Call me naive, but I had assumed I would just be popping in for a second blood test and be out again within the hour. I debated waiting until after school pick up and going to hospital with both children, as Sam was going out in the evening and I didn’t think there was any reason to disturb his plans. Sam wanted me to go in straight away, so he came home from work to watch Rory and do the school run. So off I trotted, saying “At least this way, I’ll be back well before you need to go out again”. Oh so naive.
I was shown to a bed in triage straight away. They must not be busy. They hooked me up for 30 minutes of monitoring. They do this to everyone that comes in. Then, after the midwife had been able to confer with the consultant, she dropped the news: “Your bloods are abnormally high. You have Obstetric Cholestasis. We are admitting you to hospital tonight and you will be induced tomorrow”.
I knew that induction was a big possibility for Obstetric Cholestasis. I knew that they were probably going to tell me I had Obstetric Cholestasis. Yet this was all happening incredibly fast.
My bile acid was at the high end of normal, but my ALT levels were extremely elevated – you can see above that the normal range is 0-40, my ALT was 271.
If I’d taken a guess at the plan from here on in, I thought I’d be sent home, perhaps told to come in for monitoring over the next week or so, given some medication and an action plan for induction at 38 weeks maybe. (There was a week’s difference between my highly accurate ovulation-tracked conception dates, and the sonographer’s estimation of my due date, so whereas I KNEW I was 37 weeks to the day, all healthcare professionals were treating me as 37 plus 6).
In one fell swoop, I was waving goodbye to my home birth plans, and preparing to have a baby the next day. THE NEXT DAY.

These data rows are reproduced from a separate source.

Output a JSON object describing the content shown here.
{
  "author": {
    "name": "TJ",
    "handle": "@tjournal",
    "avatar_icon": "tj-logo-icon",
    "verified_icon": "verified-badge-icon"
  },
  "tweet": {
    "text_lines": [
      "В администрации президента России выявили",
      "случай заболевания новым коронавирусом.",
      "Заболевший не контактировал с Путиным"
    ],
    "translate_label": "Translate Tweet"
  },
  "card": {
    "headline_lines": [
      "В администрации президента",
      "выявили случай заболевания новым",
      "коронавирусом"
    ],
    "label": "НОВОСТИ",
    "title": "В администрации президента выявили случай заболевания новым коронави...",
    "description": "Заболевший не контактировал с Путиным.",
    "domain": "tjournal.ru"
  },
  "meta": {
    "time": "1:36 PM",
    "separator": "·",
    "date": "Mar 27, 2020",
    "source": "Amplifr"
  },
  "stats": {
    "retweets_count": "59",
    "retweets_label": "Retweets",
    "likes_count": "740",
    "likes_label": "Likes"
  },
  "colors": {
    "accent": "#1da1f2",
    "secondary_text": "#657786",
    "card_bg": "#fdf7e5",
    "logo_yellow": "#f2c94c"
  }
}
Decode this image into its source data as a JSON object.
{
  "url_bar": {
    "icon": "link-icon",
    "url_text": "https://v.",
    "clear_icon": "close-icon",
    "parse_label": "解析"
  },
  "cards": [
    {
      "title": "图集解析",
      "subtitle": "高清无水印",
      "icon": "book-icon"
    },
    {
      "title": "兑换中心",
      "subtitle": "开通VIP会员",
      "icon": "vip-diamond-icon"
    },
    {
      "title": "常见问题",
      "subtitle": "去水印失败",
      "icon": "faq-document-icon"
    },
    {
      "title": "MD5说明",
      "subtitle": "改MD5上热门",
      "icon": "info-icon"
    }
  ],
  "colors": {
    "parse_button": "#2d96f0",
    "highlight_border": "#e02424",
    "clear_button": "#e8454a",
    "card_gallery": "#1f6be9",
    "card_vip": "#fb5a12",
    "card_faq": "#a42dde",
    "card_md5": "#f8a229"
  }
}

It was a lot to take in, and I remember sitting on this bed in triage for a good while before my brain kicked into action and I started compiling the mother of all lists to send to Sam, who now needed to pack my hospital bag, a bag for the baby, plus one for the boys and make arrangements for someone to come and look after them that night, take Arlo to school tomorrow, and have them until the baby arrived. I had bits for my labour and baby bits all over the house in various boxes, but I hadn’t packed one bag yet. And now I was kicking myself.

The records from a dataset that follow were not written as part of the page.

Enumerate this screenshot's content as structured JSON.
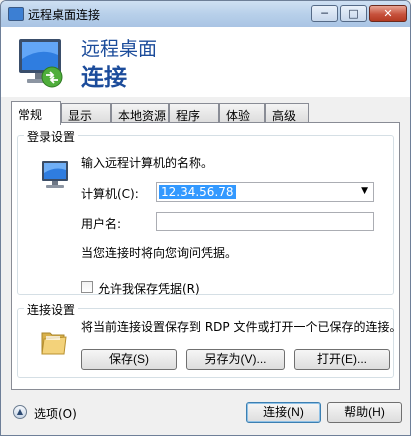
{
  "window": {
    "title": "远程桌面连接",
    "controls": {
      "minimize": "─",
      "maximize": "□",
      "close": "✕"
    }
  },
  "banner": {
    "line1": "远程桌面",
    "line2": "连接"
  },
  "tabs": [
    {
      "label": "常规",
      "active": true
    },
    {
      "label": "显示"
    },
    {
      "label": "本地资源"
    },
    {
      "label": "程序"
    },
    {
      "label": "体验"
    },
    {
      "label": "高级"
    }
  ],
  "login": {
    "group_title": "登录设置",
    "prompt": "输入远程计算机的名称。",
    "computer_label": "计算机(C):",
    "computer_value": "12.34.56.78",
    "username_label": "用户名:",
    "username_value": "",
    "hint": "当您连接时将向您询问凭据。",
    "save_credentials_label": "允许我保存凭据(R)",
    "save_credentials_checked": false
  },
  "connection": {
    "group_title": "连接设置",
    "description": "将当前连接设置保存到 RDP 文件或打开一个已保存的连接。",
    "save_label": "保存(S)",
    "save_as_label": "另存为(V)...",
    "open_label": "打开(E)..."
  },
  "footer": {
    "options_label": "选项(O)",
    "connect_label": "连接(N)",
    "help_label": "帮助(H)"
  },
  "icons": {
    "app": "remote-desktop-icon",
    "computer": "computer-icon",
    "folder": "folder-icon",
    "expand": "chevron-up-icon"
  },
  "colors": {
    "banner_text": "#1c4c9b",
    "selection": "#3399ff"
  }
}
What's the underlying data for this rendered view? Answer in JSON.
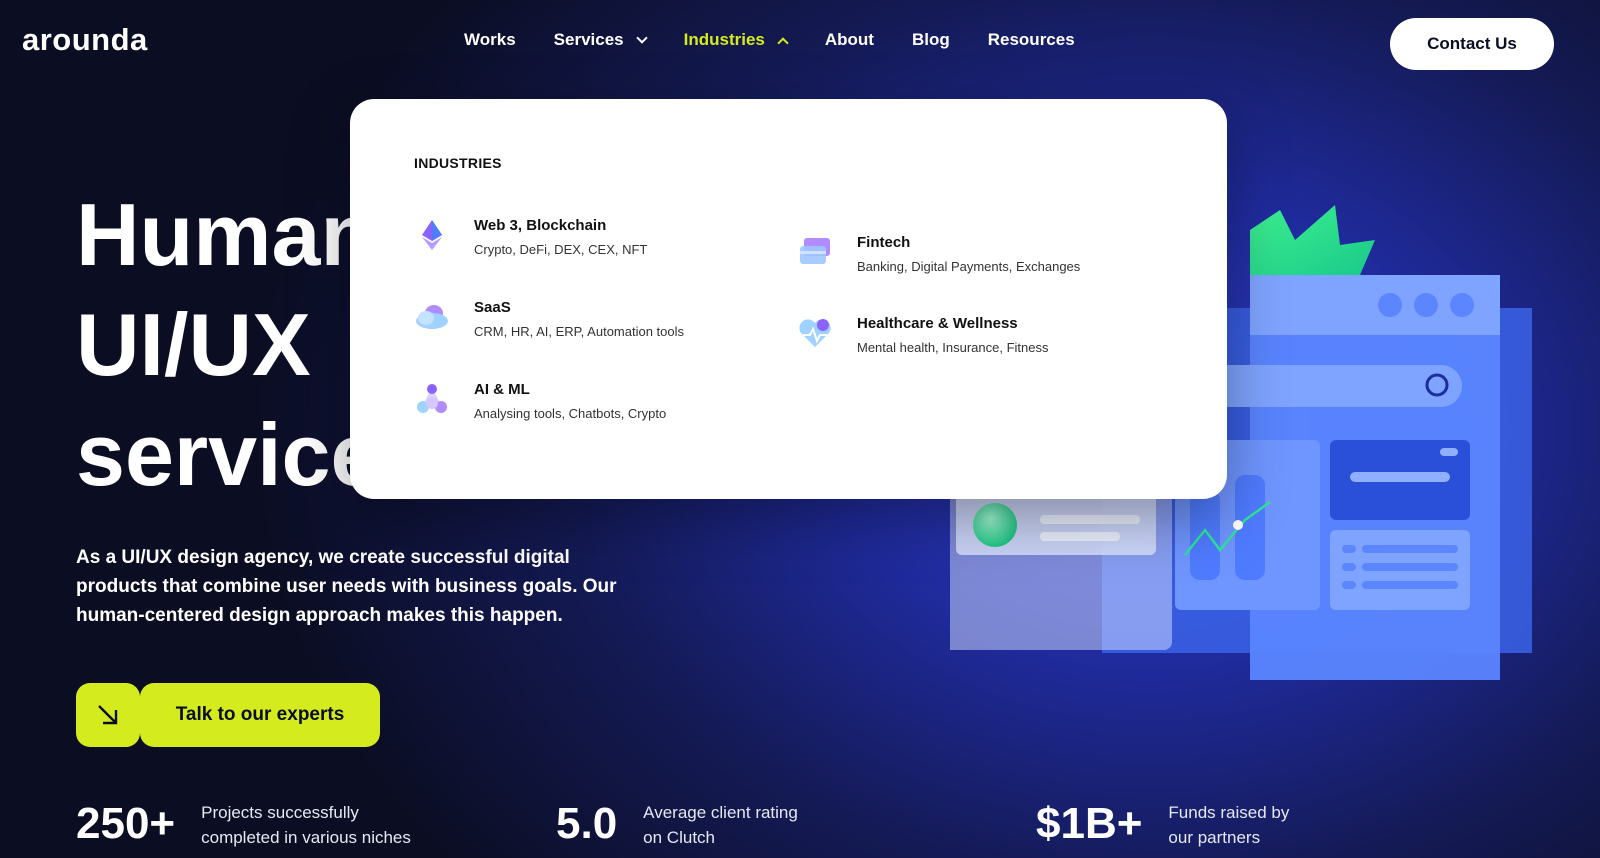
{
  "header": {
    "logo": "arounda",
    "nav": [
      {
        "label": "Works"
      },
      {
        "label": "Services"
      },
      {
        "label": "Industries"
      },
      {
        "label": "About"
      },
      {
        "label": "Blog"
      },
      {
        "label": "Resources"
      }
    ],
    "contact_label": "Contact Us"
  },
  "hero": {
    "title_line1": "Human",
    "title_line2": "UI/UX",
    "title_line3": "service",
    "description": "As a UI/UX design agency, we create successful digital products that combine user needs with business goals. Our human-centered design approach makes this happen.",
    "cta_label": "Talk to our experts"
  },
  "stats": [
    {
      "value": "250+",
      "label": "Projects successfully completed in various niches"
    },
    {
      "value": "5.0",
      "label": "Average client rating on Clutch"
    },
    {
      "value": "$1B+",
      "label": "Funds raised by our partners"
    }
  ],
  "dropdown": {
    "heading": "INDUSTRIES",
    "items": [
      {
        "title": "Web 3, Blockchain",
        "subtitle": "Crypto, DeFi, DEX, CEX, NFT",
        "icon": "ethereum-icon"
      },
      {
        "title": "SaaS",
        "subtitle": "CRM, HR, AI, ERP, Automation tools",
        "icon": "cloud-icon"
      },
      {
        "title": "AI & ML",
        "subtitle": "Analysing tools, Chatbots, Crypto",
        "icon": "network-icon"
      },
      {
        "title": "Fintech",
        "subtitle": "Banking, Digital Payments, Exchanges",
        "icon": "card-icon"
      },
      {
        "title": "Healthcare & Wellness",
        "subtitle": "Mental health, Insurance, Fitness",
        "icon": "heart-icon"
      }
    ]
  },
  "colors": {
    "accent": "#d4ec1e",
    "background": "#0b0d22",
    "illustration_blue": "#4f7bff",
    "illustration_green": "#2ee59d"
  }
}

Sam’s instructions for packing my bags
My home birth midwife had been on the ward when all this happened, so she popped in to see me in triage. A little debrief with the person who understood my original birthing plans provided a closure that I needed – no, a home birth was most certainly off the cards now. No, I would have to stay in hospital from now until the baby is here. And no, it probably wouldn’t be wise to ignore all the advice and wait until I go into labour naturally.
Just like that, all my choices were gone.
Moreover, I was suddenly dealing with terrible concern for my baby. As one of the risks with Obstetric Cholestasis, and the reason they suggest inducing early, is the risk of stillbirth, which is a particular concern from 38 weeks onward.
Earlier that same morning, at 37 weeks exactly, I had been traipsing round Richmond Park with my hair curled and in a nice dress, celebrating my pregnancy with a maternity photoshoot. It was a lovely few hours where all there was to do was to concentrate on the little life inside of me, and feel the first flutters of that ‘any day now’ anticipation.
That morning feels particularly fateful now, looking back. It was my very last chance to remember my pregnancy, as I wouldn’t be pregnant for much longer.
After a pregnancy of upheaval, building work, and not really having a chance to take many pregnancy portraits, I am so glad I got the opportunity to document my pregnancy on what turned out to be the very last day I could have done so.
Four hours later I was being told that the next time I would leave hospital would be when my baby was here.
Maternity photos by Little Kin Photography.